Moreover, a Proposal for Settlement in Florida is valid for a period of 30 days once it is delivered to the opposing party. This deadline is important, as it allows the receiving party time to evaluate the offer and decide whether to accept or reject it.
Compliance with these timing restrictions ensures accurate service and validity of a Proposal for Settlement.
Real-Life Example: Navigating a Florida Proposal for Settlement
In a real-life example of a Florida Proposal for Settlement:
- Bob sends Alice a proposal offering to pay her $50,000 for her injuries.
- Alice considers the offer for a few days before rejecting it, believing her claim to be worth more than the offered amount.
- A trial was scheduled for the case.
- After hearing all the evidence, a jury awarded Alice $25,000.
- Alice’s judgement was significantly lower than Bob’s settlement offer.
- She is now obliged to pay Bob’s attorney’s fees and other costs.
This example illustrates the possible outcomes and advantages of managing the Proposal for Settlement process in Florida. It highlights the importance of carefully evaluating settlement offers and understanding the legal implications of accepting or rejecting a Proposal for Settlement.
Seeking Legal Guidance on Florida Proposals for Settlement

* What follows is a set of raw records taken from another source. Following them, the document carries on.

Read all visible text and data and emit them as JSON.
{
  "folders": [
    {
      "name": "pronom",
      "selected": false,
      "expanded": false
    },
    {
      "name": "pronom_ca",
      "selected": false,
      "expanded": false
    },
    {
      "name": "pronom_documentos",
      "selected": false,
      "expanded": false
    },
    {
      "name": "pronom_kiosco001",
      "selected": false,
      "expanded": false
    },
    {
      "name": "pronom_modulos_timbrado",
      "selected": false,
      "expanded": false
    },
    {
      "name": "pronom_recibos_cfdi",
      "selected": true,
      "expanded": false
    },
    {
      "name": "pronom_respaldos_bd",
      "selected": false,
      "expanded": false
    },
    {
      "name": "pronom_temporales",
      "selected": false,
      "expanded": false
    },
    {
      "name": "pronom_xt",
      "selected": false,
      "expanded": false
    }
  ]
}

Obtaining legal guidance on Florida Proposals for Settlement can help parties maximize their chances of success in legal claim and minimize potential risks. A lawyer’s responsibilities when creating a Florida Proposal for Settlement include:

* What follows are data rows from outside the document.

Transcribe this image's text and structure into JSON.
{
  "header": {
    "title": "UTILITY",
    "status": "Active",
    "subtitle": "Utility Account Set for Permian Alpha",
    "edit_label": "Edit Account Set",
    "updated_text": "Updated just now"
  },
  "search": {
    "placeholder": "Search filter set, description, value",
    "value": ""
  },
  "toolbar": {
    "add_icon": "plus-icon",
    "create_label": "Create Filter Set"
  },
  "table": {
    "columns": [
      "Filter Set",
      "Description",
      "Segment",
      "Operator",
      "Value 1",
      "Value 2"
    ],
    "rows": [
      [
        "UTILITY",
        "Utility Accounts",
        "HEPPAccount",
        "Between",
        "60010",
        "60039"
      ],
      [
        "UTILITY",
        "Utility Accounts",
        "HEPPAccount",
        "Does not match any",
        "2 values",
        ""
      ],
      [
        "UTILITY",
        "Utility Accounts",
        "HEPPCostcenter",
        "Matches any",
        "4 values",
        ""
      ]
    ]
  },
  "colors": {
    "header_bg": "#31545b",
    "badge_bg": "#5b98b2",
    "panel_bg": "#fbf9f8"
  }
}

- Drafting a valid proposal
- Becoming acquainted with the offer of judgment
- Conveying settlement offers
- Enhancing the likelihood of a successful settlement
Seeking legal counsel helps parties reduce potential risks linked to the Proposal for Settlement process, such as collateral litigation, nonmonetary terms, and unjustified refusal to provide information. It is always advisable to consult with a legal professional for tailored advice on your specific case.

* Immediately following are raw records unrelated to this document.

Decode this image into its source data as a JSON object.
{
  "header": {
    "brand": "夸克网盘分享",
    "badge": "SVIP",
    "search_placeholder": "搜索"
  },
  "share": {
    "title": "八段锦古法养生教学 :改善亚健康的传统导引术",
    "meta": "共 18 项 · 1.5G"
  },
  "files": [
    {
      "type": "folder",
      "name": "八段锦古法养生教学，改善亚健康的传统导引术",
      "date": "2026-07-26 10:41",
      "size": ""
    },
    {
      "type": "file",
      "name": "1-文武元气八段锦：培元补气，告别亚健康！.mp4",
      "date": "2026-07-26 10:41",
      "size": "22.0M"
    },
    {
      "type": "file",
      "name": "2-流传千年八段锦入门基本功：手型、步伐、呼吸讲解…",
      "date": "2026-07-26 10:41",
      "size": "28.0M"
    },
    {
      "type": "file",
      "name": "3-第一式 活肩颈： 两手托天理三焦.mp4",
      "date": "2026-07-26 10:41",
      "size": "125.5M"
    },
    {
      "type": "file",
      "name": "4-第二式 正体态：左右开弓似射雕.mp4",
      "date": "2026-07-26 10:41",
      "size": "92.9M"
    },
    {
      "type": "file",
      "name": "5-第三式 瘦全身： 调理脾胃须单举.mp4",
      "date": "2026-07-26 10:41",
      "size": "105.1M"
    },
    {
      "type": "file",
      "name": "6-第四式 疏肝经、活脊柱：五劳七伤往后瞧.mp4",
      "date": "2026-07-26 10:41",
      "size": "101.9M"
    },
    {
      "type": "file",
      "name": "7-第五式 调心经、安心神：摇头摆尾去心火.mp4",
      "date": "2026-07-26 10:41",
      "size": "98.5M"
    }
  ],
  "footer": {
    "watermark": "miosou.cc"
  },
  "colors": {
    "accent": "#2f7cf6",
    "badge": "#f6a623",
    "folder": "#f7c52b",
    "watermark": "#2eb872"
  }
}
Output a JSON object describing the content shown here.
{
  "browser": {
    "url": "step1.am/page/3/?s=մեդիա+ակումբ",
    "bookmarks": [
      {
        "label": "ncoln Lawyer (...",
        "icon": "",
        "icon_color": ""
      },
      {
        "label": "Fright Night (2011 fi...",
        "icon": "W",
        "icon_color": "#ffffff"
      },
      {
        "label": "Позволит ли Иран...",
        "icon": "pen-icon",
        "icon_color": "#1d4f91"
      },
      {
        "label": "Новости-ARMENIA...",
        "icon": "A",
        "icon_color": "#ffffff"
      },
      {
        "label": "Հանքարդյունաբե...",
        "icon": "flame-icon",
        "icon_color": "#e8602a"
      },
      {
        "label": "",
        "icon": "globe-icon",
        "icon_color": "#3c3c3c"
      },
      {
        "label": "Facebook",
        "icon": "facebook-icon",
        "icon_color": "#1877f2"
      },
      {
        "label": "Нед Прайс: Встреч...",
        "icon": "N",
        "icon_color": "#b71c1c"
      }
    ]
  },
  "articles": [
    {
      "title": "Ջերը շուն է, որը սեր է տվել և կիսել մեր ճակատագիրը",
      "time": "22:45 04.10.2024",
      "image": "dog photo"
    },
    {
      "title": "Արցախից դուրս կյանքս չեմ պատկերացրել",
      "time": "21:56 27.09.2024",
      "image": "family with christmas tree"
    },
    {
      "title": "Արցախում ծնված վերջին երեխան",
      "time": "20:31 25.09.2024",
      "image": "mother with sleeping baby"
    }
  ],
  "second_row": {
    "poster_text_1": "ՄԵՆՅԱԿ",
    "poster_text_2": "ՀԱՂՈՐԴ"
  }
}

In summary, understanding Florida’s Proposal for Settlement is crucial for parties involved in civil disputes. This legal mechanism encourages early resolution of disputes and can save time, money, and stress. By adhering to the legal framework provided by Florida Statute 768.79 and Rule of Civil Procedure 1.442, parties can navigate the process effectively and maximize their chances of a successful settlement.
As we have explored the ins and outs of Florida’s Proposal for Settlement, it is clear that obtaining legal guidance, understanding timing considerations, and considering insurance options are essential factors in making informed decisions. With a strong understanding of the process and careful consideration of each step, parties can confidently engage in settlement negotiations and achieve the best possible outcome for their case.
Frequently Asked Questions
How does a proposal for settlement work in Florida?
A proposal for settlement in Florida identifies the monetary amount that the filer is willing to pay in order longer permit parties to settle all claims and defenses. Once accepted, it is legally binding and leads to a dismissal of the case against those parties involved.
What is the 768.79 rule in Florida?
Florida Statute Section 768.79 provides an attorney fee shifting mechanism for plaintiffs who recover a judgment at least 25% greater than the defendant’s offer of judgment, encouraging settlement of claims and potentially reducing court costs and attorneys fees themselves.
What is Florida offers of settlement?
Florida offers of settlement (Fla. Stat. Section 768.79) is a tool to encourage early resolution of disputes in injury cases and allows either party to offer a settlement to the other.
How do you serve a Proposal for Settlement in Florida?
To serve a Proposal for Settlement in Florida, it must be in writing and conform to Rule of Judicial Administration 2.516, Florida Statute 768.79, and Rule of Civil Procedure 1.442.
What is the timeframe for accepting or rejecting a Proposal for Settlement in Florida?
You must accept or reject a Proposal for Settlement in Florida within 30 days of receiving it.